> [TASK REQUIREMENTS]: Nothing more is wanted than an exact repeat of the data below.

> [Entries from a dataset of interfaces]:
[Start of Attachment]
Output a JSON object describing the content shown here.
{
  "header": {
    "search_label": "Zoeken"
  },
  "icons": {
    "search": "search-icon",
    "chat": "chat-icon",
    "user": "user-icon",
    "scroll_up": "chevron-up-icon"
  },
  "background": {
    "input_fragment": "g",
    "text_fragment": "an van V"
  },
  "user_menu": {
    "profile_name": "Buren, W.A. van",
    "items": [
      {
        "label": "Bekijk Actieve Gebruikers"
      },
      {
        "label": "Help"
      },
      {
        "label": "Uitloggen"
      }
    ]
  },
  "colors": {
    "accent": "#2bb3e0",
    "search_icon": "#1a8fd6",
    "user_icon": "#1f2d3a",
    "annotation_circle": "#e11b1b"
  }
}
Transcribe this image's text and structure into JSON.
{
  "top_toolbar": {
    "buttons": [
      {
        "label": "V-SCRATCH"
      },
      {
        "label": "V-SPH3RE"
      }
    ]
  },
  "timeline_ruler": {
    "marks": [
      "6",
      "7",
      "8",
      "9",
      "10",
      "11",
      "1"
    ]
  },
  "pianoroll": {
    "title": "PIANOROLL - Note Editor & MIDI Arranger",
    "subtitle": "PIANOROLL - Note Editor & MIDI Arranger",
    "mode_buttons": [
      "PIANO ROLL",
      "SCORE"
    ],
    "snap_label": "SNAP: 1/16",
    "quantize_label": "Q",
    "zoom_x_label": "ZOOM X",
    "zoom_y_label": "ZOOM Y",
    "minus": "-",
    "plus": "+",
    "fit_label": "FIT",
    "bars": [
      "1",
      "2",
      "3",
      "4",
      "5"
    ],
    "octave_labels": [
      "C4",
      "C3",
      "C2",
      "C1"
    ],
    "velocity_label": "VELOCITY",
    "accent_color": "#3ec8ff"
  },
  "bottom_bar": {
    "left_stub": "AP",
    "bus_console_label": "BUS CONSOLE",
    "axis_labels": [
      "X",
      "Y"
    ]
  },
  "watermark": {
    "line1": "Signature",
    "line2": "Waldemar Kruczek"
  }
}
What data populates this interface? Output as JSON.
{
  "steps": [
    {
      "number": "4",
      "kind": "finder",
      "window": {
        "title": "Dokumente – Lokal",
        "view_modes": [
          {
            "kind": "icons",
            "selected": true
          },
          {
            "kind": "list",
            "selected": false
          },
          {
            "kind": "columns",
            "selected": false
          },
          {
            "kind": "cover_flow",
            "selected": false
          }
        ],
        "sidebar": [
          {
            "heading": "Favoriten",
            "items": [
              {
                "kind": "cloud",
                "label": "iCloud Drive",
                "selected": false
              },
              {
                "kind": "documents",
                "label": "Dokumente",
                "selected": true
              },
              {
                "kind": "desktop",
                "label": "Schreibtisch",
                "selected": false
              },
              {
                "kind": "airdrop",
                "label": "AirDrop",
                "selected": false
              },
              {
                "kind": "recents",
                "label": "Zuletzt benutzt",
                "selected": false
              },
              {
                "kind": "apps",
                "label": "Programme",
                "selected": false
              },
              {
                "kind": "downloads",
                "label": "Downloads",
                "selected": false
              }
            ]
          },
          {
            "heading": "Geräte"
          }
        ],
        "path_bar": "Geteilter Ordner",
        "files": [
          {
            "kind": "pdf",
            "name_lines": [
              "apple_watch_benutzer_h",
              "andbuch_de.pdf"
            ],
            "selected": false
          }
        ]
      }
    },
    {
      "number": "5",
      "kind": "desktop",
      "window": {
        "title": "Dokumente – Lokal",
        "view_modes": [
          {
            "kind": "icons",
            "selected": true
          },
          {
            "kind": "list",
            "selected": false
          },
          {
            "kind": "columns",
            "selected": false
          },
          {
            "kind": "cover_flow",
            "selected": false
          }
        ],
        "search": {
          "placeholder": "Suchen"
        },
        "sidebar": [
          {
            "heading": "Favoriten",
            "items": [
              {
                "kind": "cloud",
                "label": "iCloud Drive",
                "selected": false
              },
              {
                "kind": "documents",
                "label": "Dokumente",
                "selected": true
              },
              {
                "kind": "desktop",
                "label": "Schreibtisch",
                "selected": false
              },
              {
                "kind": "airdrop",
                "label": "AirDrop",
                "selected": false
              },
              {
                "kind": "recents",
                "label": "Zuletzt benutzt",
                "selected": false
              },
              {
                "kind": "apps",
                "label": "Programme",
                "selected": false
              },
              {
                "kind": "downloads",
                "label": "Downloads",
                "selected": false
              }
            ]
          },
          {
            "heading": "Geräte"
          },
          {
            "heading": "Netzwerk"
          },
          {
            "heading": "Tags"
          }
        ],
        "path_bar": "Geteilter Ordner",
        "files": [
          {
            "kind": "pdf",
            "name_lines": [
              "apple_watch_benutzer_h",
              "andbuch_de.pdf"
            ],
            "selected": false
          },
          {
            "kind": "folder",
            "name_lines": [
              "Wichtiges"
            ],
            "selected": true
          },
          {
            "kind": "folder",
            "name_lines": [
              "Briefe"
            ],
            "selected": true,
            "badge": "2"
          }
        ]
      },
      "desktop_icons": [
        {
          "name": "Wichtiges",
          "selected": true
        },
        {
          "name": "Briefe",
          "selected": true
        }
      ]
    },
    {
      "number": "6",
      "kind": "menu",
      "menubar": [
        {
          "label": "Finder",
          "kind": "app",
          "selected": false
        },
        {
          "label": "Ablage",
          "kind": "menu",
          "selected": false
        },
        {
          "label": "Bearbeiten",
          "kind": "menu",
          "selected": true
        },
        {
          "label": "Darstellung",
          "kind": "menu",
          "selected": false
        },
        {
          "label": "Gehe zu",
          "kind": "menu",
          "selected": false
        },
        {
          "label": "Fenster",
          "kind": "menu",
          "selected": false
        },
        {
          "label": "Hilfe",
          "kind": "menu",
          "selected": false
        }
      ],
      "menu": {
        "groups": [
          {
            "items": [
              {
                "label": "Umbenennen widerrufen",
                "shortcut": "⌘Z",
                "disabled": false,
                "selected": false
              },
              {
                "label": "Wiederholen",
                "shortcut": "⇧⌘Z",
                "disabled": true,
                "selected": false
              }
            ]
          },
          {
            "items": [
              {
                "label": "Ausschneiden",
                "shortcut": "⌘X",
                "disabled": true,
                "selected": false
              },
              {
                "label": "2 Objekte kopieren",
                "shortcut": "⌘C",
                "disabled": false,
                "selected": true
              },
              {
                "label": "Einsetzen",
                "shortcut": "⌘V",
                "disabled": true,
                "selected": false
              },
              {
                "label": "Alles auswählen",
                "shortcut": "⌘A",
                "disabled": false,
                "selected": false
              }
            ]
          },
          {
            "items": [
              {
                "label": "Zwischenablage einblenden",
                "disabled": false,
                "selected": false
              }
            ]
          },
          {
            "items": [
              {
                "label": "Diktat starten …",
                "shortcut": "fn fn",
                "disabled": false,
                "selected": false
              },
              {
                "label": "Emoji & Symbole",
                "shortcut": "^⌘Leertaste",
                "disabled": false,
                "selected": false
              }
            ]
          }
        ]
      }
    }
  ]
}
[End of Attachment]
> [TASK RESPONSE]:
Output a JSON object describing the content shown here.
{
  "header": {
    "search_label": "Zoeken"
  },
  "icons": {
    "search": "search-icon",
    "chat": "chat-icon",
    "user": "user-icon",
    "scroll_up": "chevron-up-icon"
  },
  "background": {
    "input_fragment": "g",
    "text_fragment": "an van V"
  },
  "user_menu": {
    "profile_name": "Buren, W.A. van",
    "items": [
      {
        "label": "Bekijk Actieve Gebruikers"
      },
      {
        "label": "Help"
      },
      {
        "label": "Uitloggen"
      }
    ]
  },
  "colors": {
    "accent": "#2bb3e0",
    "search_icon": "#1a8fd6",
    "user_icon": "#1f2d3a",
    "annotation_circle": "#e11b1b"
  }
}
Transcribe this image's text and structure into JSON.
{
  "top_toolbar": {
    "buttons": [
      {
        "label": "V-SCRATCH"
      },
      {
        "label": "V-SPH3RE"
      }
    ]
  },
  "timeline_ruler": {
    "marks": [
      "6",
      "7",
      "8",
      "9",
      "10",
      "11",
      "1"
    ]
  },
  "pianoroll": {
    "title": "PIANOROLL - Note Editor & MIDI Arranger",
    "subtitle": "PIANOROLL - Note Editor & MIDI Arranger",
    "mode_buttons": [
      "PIANO ROLL",
      "SCORE"
    ],
    "snap_label": "SNAP: 1/16",
    "quantize_label": "Q",
    "zoom_x_label": "ZOOM X",
    "zoom_y_label": "ZOOM Y",
    "minus": "-",
    "plus": "+",
    "fit_label": "FIT",
    "bars": [
      "1",
      "2",
      "3",
      "4",
      "5"
    ],
    "octave_labels": [
      "C4",
      "C3",
      "C2",
      "C1"
    ],
    "velocity_label": "VELOCITY",
    "accent_color": "#3ec8ff"
  },
  "bottom_bar": {
    "left_stub": "AP",
    "bus_console_label": "BUS CONSOLE",
    "axis_labels": [
      "X",
      "Y"
    ]
  },
  "watermark": {
    "line1": "Signature",
    "line2": "Waldemar Kruczek"
  }
}
What data populates this interface? Output as JSON.
{
  "steps": [
    {
      "number": "4",
      "kind": "finder",
      "window": {
        "title": "Dokumente – Lokal",
        "view_modes": [
          {
            "kind": "icons",
            "selected": true
          },
          {
            "kind": "list",
            "selected": false
          },
          {
            "kind": "columns",
            "selected": false
          },
          {
            "kind": "cover_flow",
            "selected": false
          }
        ],
        "sidebar": [
          {
            "heading": "Favoriten",
            "items": [
              {
                "kind": "cloud",
                "label": "iCloud Drive",
                "selected": false
              },
              {
                "kind": "documents",
                "label": "Dokumente",
                "selected": true
              },
              {
                "kind": "desktop",
                "label": "Schreibtisch",
                "selected": false
              },
              {
                "kind": "airdrop",
                "label": "AirDrop",
                "selected": false
              },
              {
                "kind": "recents",
                "label": "Zuletzt benutzt",
                "selected": false
              },
              {
                "kind": "apps",
                "label": "Programme",
                "selected": false
              },
              {
                "kind": "downloads",
                "label": "Downloads",
                "selected": false
              }
            ]
          },
          {
            "heading": "Geräte"
          }
        ],
        "path_bar": "Geteilter Ordner",
        "files": [
          {
            "kind": "pdf",
            "name_lines": [
              "apple_watch_benutzer_h",
              "andbuch_de.pdf"
            ],
            "selected": false
          }
        ]
      }
    },
    {
      "number": "5",
      "kind": "desktop",
      "window": {
        "title": "Dokumente – Lokal",
        "view_modes": [
          {
            "kind": "icons",
            "selected": true
          },
          {
            "kind": "list",
            "selected": false
          },
          {
            "kind": "columns",
            "selected": false
          },
          {
            "kind": "cover_flow",
            "selected": false
          }
        ],
        "search": {
          "placeholder": "Suchen"
        },
        "sidebar": [
          {
            "heading": "Favoriten",
            "items": [
              {
                "kind": "cloud",
                "label": "iCloud Drive",
                "selected": false
              },
              {
                "kind": "documents",
                "label": "Dokumente",
                "selected": true
              },
              {
                "kind": "desktop",
                "label": "Schreibtisch",
                "selected": false
              },
              {
                "kind": "airdrop",
                "label": "AirDrop",
                "selected": false
              },
              {
                "kind": "recents",
                "label": "Zuletzt benutzt",
                "selected": false
              },
              {
                "kind": "apps",
                "label": "Programme",
                "selected": false
              },
              {
                "kind": "downloads",
                "label": "Downloads",
                "selected": false
              }
            ]
          },
          {
            "heading": "Geräte"
          },
          {
            "heading": "Netzwerk"
          },
          {
            "heading": "Tags"
          }
        ],
        "path_bar": "Geteilter Ordner",
        "files": [
          {
            "kind": "pdf",
            "name_lines": [
              "apple_watch_benutzer_h",
              "andbuch_de.pdf"
            ],
            "selected": false
          },
          {
            "kind": "folder",
            "name_lines": [
              "Wichtiges"
            ],
            "selected": true
          },
          {
            "kind": "folder",
            "name_lines": [
              "Briefe"
            ],
            "selected": true,
            "badge": "2"
          }
        ]
      },
      "desktop_icons": [
        {
          "name": "Wichtiges",
          "selected": true
        },
        {
          "name": "Briefe",
          "selected": true
        }
      ]
    },
    {
      "number": "6",
      "kind": "menu",
      "menubar": [
        {
          "label": "Finder",
          "kind": "app",
          "selected": false
        },
        {
          "label": "Ablage",
          "kind": "menu",
          "selected": false
        },
        {
          "label": "Bearbeiten",
          "kind": "menu",
          "selected": true
        },
        {
          "label": "Darstellung",
          "kind": "menu",
          "selected": false
        },
        {
          "label": "Gehe zu",
          "kind": "menu",
          "selected": false
        },
        {
          "label": "Fenster",
          "kind": "menu",
          "selected": false
        },
        {
          "label": "Hilfe",
          "kind": "menu",
          "selected": false
        }
      ],
      "menu": {
        "groups": [
          {
            "items": [
              {
                "label": "Umbenennen widerrufen",
                "shortcut": "⌘Z",
                "disabled": false,
                "selected": false
              },
              {
                "label": "Wiederholen",
                "shortcut": "⇧⌘Z",
                "disabled": true,
                "selected": false
              }
            ]
          },
          {
            "items": [
              {
                "label": "Ausschneiden",
                "shortcut": "⌘X",
                "disabled": true,
                "selected": false
              },
              {
                "label": "2 Objekte kopieren",
                "shortcut": "⌘C",
                "disabled": false,
                "selected": true
              },
              {
                "label": "Einsetzen",
                "shortcut": "⌘V",
                "disabled": true,
                "selected": false
              },
              {
                "label": "Alles auswählen",
                "shortcut": "⌘A",
                "disabled": false,
                "selected": false
              }
            ]
          },
          {
            "items": [
              {
                "label": "Zwischenablage einblenden",
                "disabled": false,
                "selected": false
              }
            ]
          },
          {
            "items": [
              {
                "label": "Diktat starten …",
                "shortcut": "fn fn",
                "disabled": false,
                "selected": false
              },
              {
                "label": "Emoji & Symbole",
                "shortcut": "^⌘Leertaste",
                "disabled": false,
                "selected": false
              }
            ]
          }
        ]
      }
    }
  ]
}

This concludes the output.